He was playing hockey for the first time in more than 11 months after a novel neck surgery for an NHL skater with minimal practice time with his new teammates. Oh, and Eichel fractured his thumb March 17 against Florida, president of hockey operations George McPhee said on The Bob McCown podcast.

His 14 goals and 11 assists in 34 games are fine in that context. But he’s capable of providing more.

Eichel bettered the 1.75 points per 60 minutes at five-on-five he had with the Knights four of his last five seasons in Buffalo. His 4.83 points per 60 minutes on the power play were the second-lowest of his seven-year career.

A stable offseason and full training camp should put him in position to improve those totals and show he’s the No. 1 center the Knights traded for.

“It’s nice to be somewhere, have some stability and be part of an organization like this,” Eichel said May 3.

2. Help out the goaltenders

The Knights didn’t have enough consistency in net last season. Some of that is on their goaltenders, some of it is on the skaters in front of them.

The team dropped from second in team save percentage in 2021 to 20th this past year. Robin Lehner and Laurent Brossoit had down years while battling injuries, while rookie Logan Thompson was a pleasant surprise.

All three goaltenders were put in difficult situations at times. The injury-plagued Knights often had to push for offense and left themselves exposed to odd-man rushes. They gave up the 14th-most high-danger scoring chances per 60 minutes in the NHL at five-on-five, and the third-most on the penalty kill.

The Knights need Cassidy’s schemes to curtail that next season. Lehner showed he could be successful behind a tight-checking system when he was a 2019 Vezina Trophy finalist with the New York Islanders.

“You can’t win if you’re not good defensively,” Cassidy said. “I think we’re a goaltender friendly style of play in terms of how we’re structured defensively.”

3. Develop young talent

The Knights’ farm system isn’t flush with talent but the cupboard isn’t bare, either. There are players who could provide cheap depth if they continue to take steps forwards.

Center Jake Leschyshyn and right wing Jonas Rondbjerg are two obvious candidates after playing 41 and 30 games last season, respectively. They are each 23-years-old with room to improve as bottom-six forwards.

“Getting experience was huge for me,” Leschyshyn said. “When I was playing that bottom-six role and just trying to get offensive-zone time, I felt comfortable in that position. I think that’s something I’ll have to play if I want to be an important part of the team next year.”

Other options up front include prospects Ivan Morozov and Brendan Brisson. Morozov, 22, has already played professionally for years in Russia and could compete for time soon. Brisson, 20, has plenty of offensive promise but is still rounding out his game.

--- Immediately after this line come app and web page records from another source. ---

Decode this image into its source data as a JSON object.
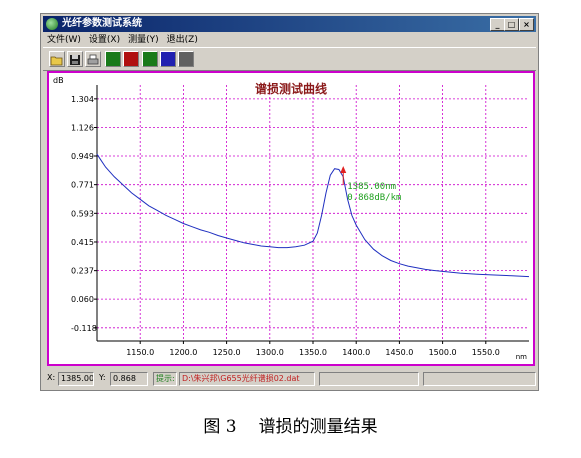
{
  "window": {
    "title": "光纤参数测试系统",
    "controls": {
      "minimize": "_",
      "maximize": "□",
      "close": "×"
    }
  },
  "menu": [
    {
      "label": "文件(W)"
    },
    {
      "label": "设置(X)"
    },
    {
      "label": "测量(Y)"
    },
    {
      "label": "退出(Z)"
    }
  ],
  "toolbar": [
    {
      "icon": "open-folder-icon"
    },
    {
      "icon": "save-disk-icon"
    },
    {
      "icon": "printer-icon"
    },
    {
      "icon": "measure-mode-1-icon",
      "color": "#1a7a1a"
    },
    {
      "icon": "measure-mode-2-icon",
      "color": "#b01010"
    },
    {
      "icon": "measure-mode-3-icon",
      "color": "#1a7a1a"
    },
    {
      "icon": "measure-mode-4-icon",
      "color": "#2020b0"
    },
    {
      "icon": "measure-mode-5-icon",
      "color": "#606060"
    }
  ],
  "chart_data": {
    "type": "line",
    "title": "谱损测试曲线",
    "ylabel": "dB",
    "xunit": "nm",
    "xlim": [
      1100,
      1600
    ],
    "ylim": [
      -0.2,
      1.39
    ],
    "xticks": [
      1150,
      1200,
      1250,
      1300,
      1350,
      1400,
      1450,
      1500,
      1550
    ],
    "xtick_labels": [
      "1150.0",
      "1200.0",
      "1250.0",
      "1300.0",
      "1350.0",
      "1400.0",
      "1450.0",
      "1500.0",
      "1550.0"
    ],
    "yticks": [
      1.304,
      1.126,
      0.949,
      0.771,
      0.593,
      0.415,
      0.237,
      0.06,
      -0.118
    ],
    "ytick_labels": [
      "1.304",
      "1.126",
      "0.949",
      "0.771",
      "0.593",
      "0.415",
      "0.237",
      "0.060",
      "-0.118"
    ],
    "grid": true,
    "series": [
      {
        "color": "#2030c0",
        "x": [
          1100,
          1105,
          1110,
          1120,
          1130,
          1140,
          1150,
          1160,
          1170,
          1180,
          1190,
          1200,
          1210,
          1220,
          1230,
          1240,
          1250,
          1260,
          1270,
          1280,
          1290,
          1300,
          1310,
          1320,
          1330,
          1340,
          1350,
          1355,
          1360,
          1365,
          1370,
          1375,
          1380,
          1385,
          1390,
          1395,
          1400,
          1410,
          1420,
          1430,
          1440,
          1450,
          1460,
          1470,
          1480,
          1490,
          1500,
          1520,
          1540,
          1560,
          1580,
          1600
        ],
        "y": [
          0.96,
          0.92,
          0.88,
          0.82,
          0.77,
          0.72,
          0.68,
          0.64,
          0.61,
          0.58,
          0.555,
          0.53,
          0.51,
          0.49,
          0.475,
          0.455,
          0.44,
          0.425,
          0.41,
          0.4,
          0.39,
          0.385,
          0.38,
          0.38,
          0.385,
          0.395,
          0.42,
          0.47,
          0.58,
          0.72,
          0.83,
          0.87,
          0.865,
          0.82,
          0.68,
          0.58,
          0.52,
          0.43,
          0.37,
          0.33,
          0.3,
          0.28,
          0.265,
          0.255,
          0.245,
          0.238,
          0.232,
          0.222,
          0.215,
          0.21,
          0.205,
          0.2
        ]
      }
    ],
    "marker": {
      "x": 1385.0,
      "y": 0.868,
      "color": "#e02020"
    },
    "annotation": {
      "lines": [
        "1385.00nm",
        "0.868dB/km"
      ],
      "color": "#20a020"
    }
  },
  "status": {
    "x_label": "X:",
    "x_value": "1385.00",
    "y_label": "Y:",
    "y_value": "0.868",
    "hint_label": "提示:",
    "hint_text": "D:\\朱兴邦\\G655光纤谱损02.dat"
  },
  "caption": {
    "number": "图 3",
    "text": "谱损的测量结果"
  }
}
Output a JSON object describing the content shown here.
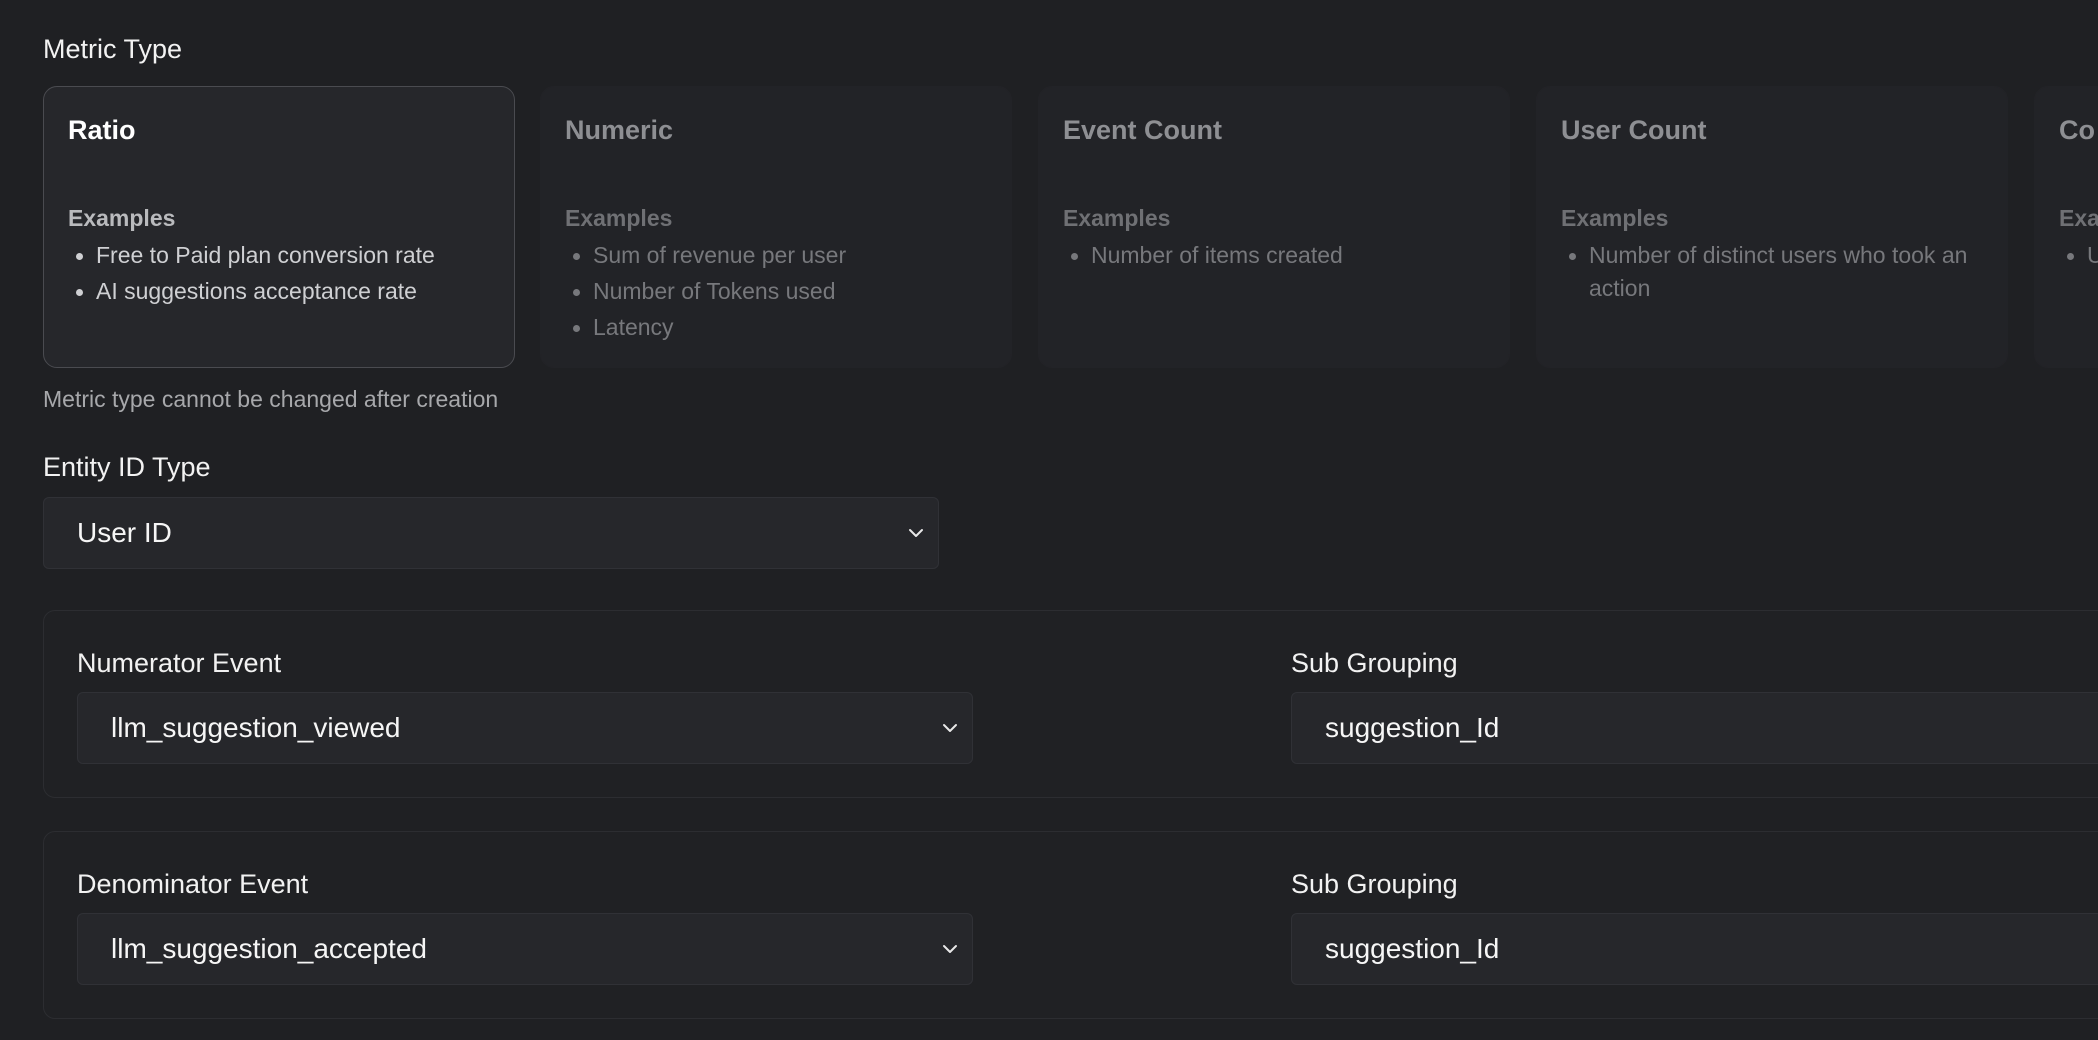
{
  "metric_type": {
    "label": "Metric Type",
    "cards": [
      {
        "title": "Ratio",
        "examples_label": "Examples",
        "examples": [
          "Free to Paid plan conversion rate",
          "AI suggestions acceptance rate"
        ],
        "selected": true
      },
      {
        "title": "Numeric",
        "examples_label": "Examples",
        "examples": [
          "Sum of revenue per user",
          "Number of Tokens used",
          "Latency"
        ],
        "selected": false
      },
      {
        "title": "Event Count",
        "examples_label": "Examples",
        "examples": [
          "Number of items created"
        ],
        "selected": false
      },
      {
        "title": "User Count",
        "examples_label": "Examples",
        "examples": [
          "Number of distinct users who took an action"
        ],
        "selected": false
      },
      {
        "title": "Co",
        "examples_label": "Exa",
        "examples": [
          "U"
        ],
        "selected": false
      }
    ],
    "hint": "Metric type cannot be changed after creation"
  },
  "entity_id_type": {
    "label": "Entity ID Type",
    "value": "User ID",
    "icon": "chevron-down-icon"
  },
  "numerator": {
    "event_label": "Numerator Event",
    "event_value": "llm_suggestion_viewed",
    "sub_grouping_label": "Sub Grouping",
    "sub_grouping_value": "suggestion_Id"
  },
  "denominator": {
    "event_label": "Denominator Event",
    "event_value": "llm_suggestion_accepted",
    "sub_grouping_label": "Sub Grouping",
    "sub_grouping_value": "suggestion_Id"
  },
  "colors": {
    "background": "#1f2023",
    "card_selected_border": "#4a4b50",
    "text_primary": "#f2f2f2",
    "text_muted": "#77787c"
  }
}
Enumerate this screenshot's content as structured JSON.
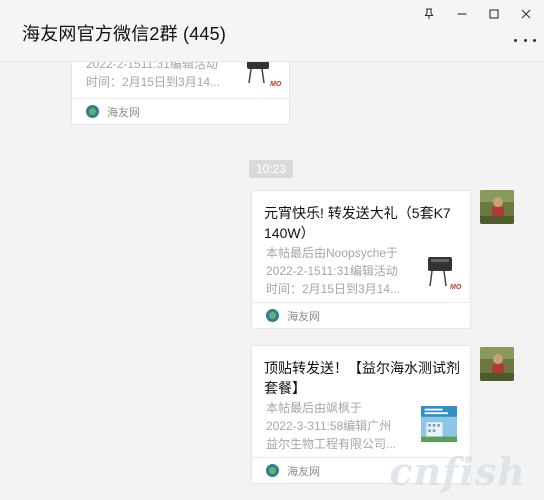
{
  "window": {
    "title": "海友网官方微信2群 (445)"
  },
  "chat": {
    "timestamp": "10:23",
    "messages": [
      {
        "desc": [
          "2022-2-1511:31编辑活动",
          "时间：2月15日到3月14..."
        ],
        "source": "海友网"
      },
      {
        "title": "元宵快乐! 转发送大礼（5套K7 140W）",
        "desc": [
          "本帖最后由Noopsyche于",
          "2022-2-1511:31编辑活动",
          "时间：2月15日到3月14..."
        ],
        "source": "海友网"
      },
      {
        "title": "顶贴转发送！【益尔海水测试剂套餐】",
        "desc": [
          "本帖最后由飒枫于",
          "2022-3-311:58编辑广州",
          "益尔生物工程有限公司..."
        ],
        "source": "海友网"
      }
    ]
  },
  "watermark": "cnfish"
}
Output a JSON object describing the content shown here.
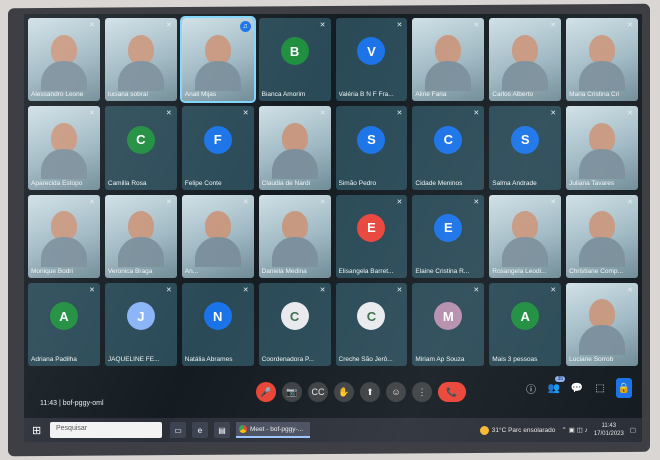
{
  "meeting": {
    "code": "bof-pggy-oml",
    "time": "11:43"
  },
  "participants": [
    {
      "name": "Alessandro Leone",
      "type": "cam"
    },
    {
      "name": "luciana sobral",
      "type": "cam"
    },
    {
      "name": "Anali Mijas",
      "type": "cam",
      "speaking": true
    },
    {
      "name": "Bianca Amorim",
      "type": "avatar",
      "initial": "B",
      "color": "#1e8e3e"
    },
    {
      "name": "Valéria B N F Fra...",
      "type": "avatar",
      "initial": "V",
      "color": "#1a73e8"
    },
    {
      "name": "Aline Faria",
      "type": "cam"
    },
    {
      "name": "Carlos Alberto",
      "type": "cam"
    },
    {
      "name": "Maria Cristina Cri",
      "type": "cam"
    },
    {
      "name": "Aparecida Estopo",
      "type": "cam"
    },
    {
      "name": "Camilla Rosa",
      "type": "avatar",
      "initial": "C",
      "color": "#1e8e3e"
    },
    {
      "name": "Felipe Conte",
      "type": "avatar",
      "initial": "F",
      "color": "#1a73e8"
    },
    {
      "name": "Claudia de Nardi",
      "type": "cam"
    },
    {
      "name": "Simão Pedro",
      "type": "avatar",
      "initial": "S",
      "color": "#1a73e8"
    },
    {
      "name": "Cidade Meninos",
      "type": "avatar",
      "initial": "C",
      "color": "#1a73e8"
    },
    {
      "name": "Salma Andrade",
      "type": "avatar",
      "initial": "S",
      "color": "#1a73e8"
    },
    {
      "name": "Juliana Tavares",
      "type": "cam"
    },
    {
      "name": "Monique Bodri",
      "type": "cam"
    },
    {
      "name": "Veronica Braga",
      "type": "cam"
    },
    {
      "name": "An...",
      "type": "cam"
    },
    {
      "name": "Daniela Medina",
      "type": "cam"
    },
    {
      "name": "Elisangela Barret...",
      "type": "avatar",
      "initial": "E",
      "color": "#e8453c"
    },
    {
      "name": "Elaine Cristina R...",
      "type": "avatar",
      "initial": "E",
      "color": "#1a73e8"
    },
    {
      "name": "Rosangela Leodi...",
      "type": "cam"
    },
    {
      "name": "Christiane Comp...",
      "type": "cam"
    },
    {
      "name": "Adriana Padilha",
      "type": "avatar",
      "initial": "A",
      "color": "#1e8e3e"
    },
    {
      "name": "JAQUELINE FE...",
      "type": "avatar",
      "initial": "J",
      "color": "#8ab4f8"
    },
    {
      "name": "Natália Abrames",
      "type": "avatar",
      "initial": "N",
      "color": "#1a73e8"
    },
    {
      "name": "Coordenadora P...",
      "type": "avatar",
      "initial": "C",
      "color": "#e8eaed"
    },
    {
      "name": "Creche São Jerô...",
      "type": "avatar",
      "initial": "C",
      "color": "#e8eaed"
    },
    {
      "name": "Miriam Ap Souza",
      "type": "avatar",
      "initial": "M",
      "color": "#b48ead"
    },
    {
      "name": "Mais 3 pessoas",
      "type": "avatar",
      "initial": "A",
      "color": "#1e8e3e"
    },
    {
      "name": "Luciane Sorrob",
      "type": "cam"
    }
  ],
  "controls": {
    "mic": "🎤",
    "camera": "📷",
    "captions": "CC",
    "hand": "✋",
    "present": "⬆",
    "emoji": "☺",
    "more": "⋮",
    "end": "📞"
  },
  "right_panel": {
    "info": "ⓘ",
    "people": "👥",
    "people_count": "35",
    "chat": "💬",
    "activities": "⬚",
    "host": "🔒"
  },
  "taskbar": {
    "search_placeholder": "Pesquisar",
    "chrome_tab": "Meet - bof-pggy-...",
    "weather": "31°C  Parc ensolarado",
    "clock_time": "11:43",
    "clock_date": "17/01/2023"
  }
}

The Knights have plenty of blue liners in Henderson as well. Prospect Kaedan Korczak made his NHL debut last season, and draft picks like Layton Ahac, Daniil Chayka, Lukas Cormier and Peter DiLiberatore should start in the American Hockey League.

Contact Ben Gotz at bgotz@reviewjournal.com. Follow @BenSGotz on Twitter.